A new study brings to light the incidence of drugs found in the juvenile chinook salmon caught in Puget sound in September 2014. Such drugs as cocaine, Advil, Prozac, Lipitor, Benedryl, and more were found present in the tissues of the tested salmon as well as sculpin that resided in the estuary waters in the Puget Sound by the Wastewater treatment plant outfall in Sinclair Inlet and in the Nisqually Estuary. A total of 81 substances were detected in the tissues of the salmon and sculpin though the waters did not test nearly those levels leading scientists to believe that the fish studies were suggesting a bioaccumulation of those substances.
Baby salmon reside in the river as alevin until they consume all of their yolk sac after which they have to find food themselves and start to eat plankton and are called fry. By end of summer they have further developed in the fresh water into parr, have a pattern of spots and bars on their skin to hide them while they consume small invertebrates and grow larger. As the salmon approach the time to go out to sea they lose their spots and stripes and change further to let them adapt to the ocean environment. At this point they are called smolts and they spend time in the estuary waters which are a mix of salt and fresh water until their physiological changes are complete and at the smolt stage they develop their silvery scales to help visually confuse their predators. Once they reach 15 – 20 CM in length they start the ocean phase of their lives but while they change they can remain in the estuary waters for quite a few months.
It is in the smolt stage that they are accumulating the cocktail of different drugs that are showing up in their tissues.
What does this mean for humans? Most don’t consume the baby salmon and the salmon will likely be migrated out of this area long before they bite a fisherman’s line so it likely won’t affect human health according to Meador…. but…. It is affecting the mortality rate of the juvenile salmon which die at twice the rate of areas not affected by the alphabet soup of drugs, chemicals and contaminants.

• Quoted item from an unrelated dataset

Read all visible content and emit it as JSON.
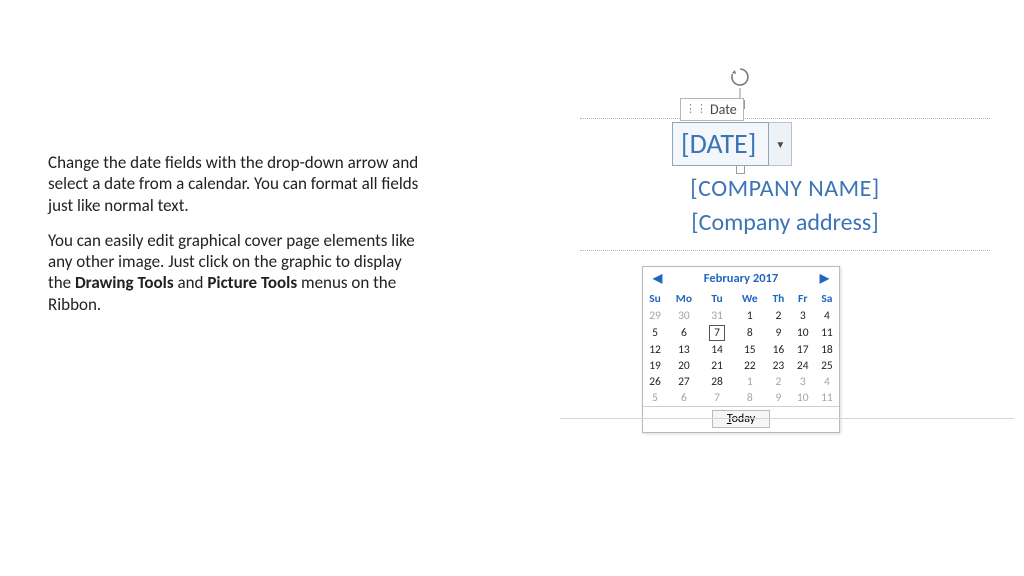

Human growth in the area is continuing to increase which only stands to say that these drugs, contaminants and other chemicals in wastewater will only increase. Are we flushing these things or are they a by-product of human consumption? What can we do to further filter out the toxins or neutralize them into something harmless? How can we look at protecting such important keystone species as our salmon?